━━━ Records supplied
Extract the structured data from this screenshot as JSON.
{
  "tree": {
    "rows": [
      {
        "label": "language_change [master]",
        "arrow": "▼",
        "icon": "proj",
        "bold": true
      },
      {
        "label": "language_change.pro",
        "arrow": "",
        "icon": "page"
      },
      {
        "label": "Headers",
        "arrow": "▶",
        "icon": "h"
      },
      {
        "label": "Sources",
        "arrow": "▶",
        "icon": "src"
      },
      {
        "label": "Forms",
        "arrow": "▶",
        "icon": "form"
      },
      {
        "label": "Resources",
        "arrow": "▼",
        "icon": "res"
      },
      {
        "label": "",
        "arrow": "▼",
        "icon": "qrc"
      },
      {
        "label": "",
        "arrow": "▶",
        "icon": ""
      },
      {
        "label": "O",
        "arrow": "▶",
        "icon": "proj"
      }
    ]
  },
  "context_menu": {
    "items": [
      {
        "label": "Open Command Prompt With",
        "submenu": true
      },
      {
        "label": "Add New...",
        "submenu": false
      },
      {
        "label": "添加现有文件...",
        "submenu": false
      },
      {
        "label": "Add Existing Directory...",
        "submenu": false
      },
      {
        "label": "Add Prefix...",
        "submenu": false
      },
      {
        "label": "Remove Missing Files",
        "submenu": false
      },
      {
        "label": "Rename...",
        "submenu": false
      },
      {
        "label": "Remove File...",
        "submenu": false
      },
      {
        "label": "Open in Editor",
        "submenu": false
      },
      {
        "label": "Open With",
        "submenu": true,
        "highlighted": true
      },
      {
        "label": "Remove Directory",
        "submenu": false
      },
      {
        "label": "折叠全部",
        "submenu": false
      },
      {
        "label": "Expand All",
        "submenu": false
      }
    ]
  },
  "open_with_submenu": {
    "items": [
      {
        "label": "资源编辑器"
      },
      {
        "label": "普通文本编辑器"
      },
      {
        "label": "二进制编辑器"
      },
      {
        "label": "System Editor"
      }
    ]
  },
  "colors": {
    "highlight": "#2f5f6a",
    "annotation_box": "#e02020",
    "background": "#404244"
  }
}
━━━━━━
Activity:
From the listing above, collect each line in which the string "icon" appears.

Written answer:
        "icon": "proj",
        "icon": "page"
        "icon": "h"
        "icon": "src"
        "icon": "form"
        "icon": "res"
        "icon": "qrc"
        "icon": ""
        "icon": "proj"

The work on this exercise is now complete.